“I can hear a siren!” McLaughlin confirmed. To Chuck, he said, “Can you hear me, buddy? Chuck? Chuck Stuart? Are you with me? I can hear you breathing. Chuck? Pick up the phone. I need a better location to find you.”

On and off, the cruisers signaled on the streets of Mission Hill. Finally, the sound of a police siren came across the car phone loud and clear.

“Chuck? Chuck? Do you hear a siren?”

Chuck muttered into the phone, “I can hear a siren. I hear the police. Right here, there’s Boston police.”

“Put the Boston police officer on the phone, Chuck,” McLaughlin said, collapsing back in his chair. There was commotion on the other end as police warily approached the Toyota. Then they could be heard pounding their way into the car .

“We’ve located him!” a cop shouted into the phone.

At the scene a half-dozen police cruisers and two ambulances had converged on the Toyota almost simultaneously. Three paramedics, Rich Serino, Dan Hickey, and Kevin Shea, jumped out of the first Emergency Medical Service ambulance that arrived. Hickey found the woman slumped on the front seat, bleeding profusely from the head. Shea rushed to the driver’s side, where Serino was already reaching in through the open window to unlock the door. To Shea it looked at first like an extreme case of those domestic-violence disputes that cops and emergency workers see all the time.

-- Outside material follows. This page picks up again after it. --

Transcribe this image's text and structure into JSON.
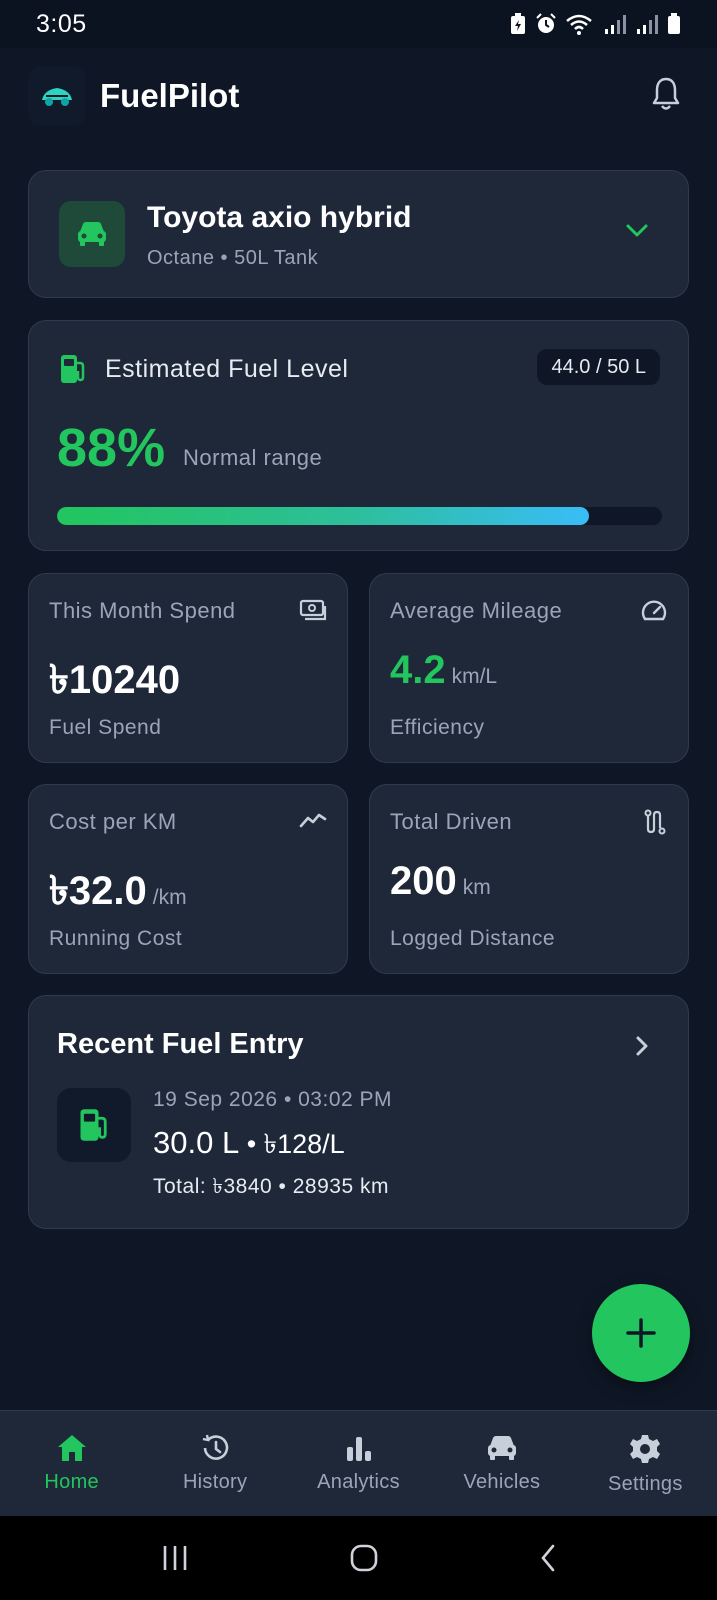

“Rich, make sure he’s not sitting on a gun or something,” Shea hissed to his colleague. But he immediately felt guilty for having even thought of it, because both occupants of the car were in very bad shape. The man was conscious, writhing, with his right arm raised over the passenger’s seat where the woman’s bloodied head bent toward his shoulder. Shea cut the front of Chuck’s shirt away and helped Serino ease him onto a stretcher while Hickey did the same with Carol on the other side.

Guessing at how long the woman had been without oxygen, they figured they had less than ten minutes to save the baby.

At this moment, as Chuck lay in an ambulance conscious and lucid while the paramedics labored to save his life, fate played a second trick on him, far more profound than the one that had caused his flailing wife to knock the gun into his gut: This new twist put him on national television. In the ultimate tribute the decade of the eighties could pay to one of its own, Chuck Stuart promptly got his 15 minutes of fame.

Alerted by the drumbeat in the local news media that seemed to indicate a crime wave exploding on Boston’s streets, a television crew from the network program “Rescue 911” happened to be in Boston that night, riding along with an emergency crew, hoping to chance upon some kind of street excitement, when Chuck Stuart made his call for help. The television crew arrived on the scene and found a national icon. With grim wonder, the long lens of the video camera fixed on the pain-wracked young man. In the shadows on the sidewalk, a handful of project residents, drawn by the sirens and the lurid, pulsing red lights, thrilled by the ratifying presence of television, murmured in quiet appreciation.

A cop with a notebook crouched by the wounded man’s head in the back of the ambulance. “You see who did this? One guy? Two guys?”

“A black male,” Chuck mumbled.

“What did he have on for clothing, do you remember?”

Chuck replied with difficulty through the oxygen mask, “Black running suit.”

Sadly, the Chuck Stewart story has been going on for centuries and shows no signs of slowing going forward. Love can be a dangerous dance.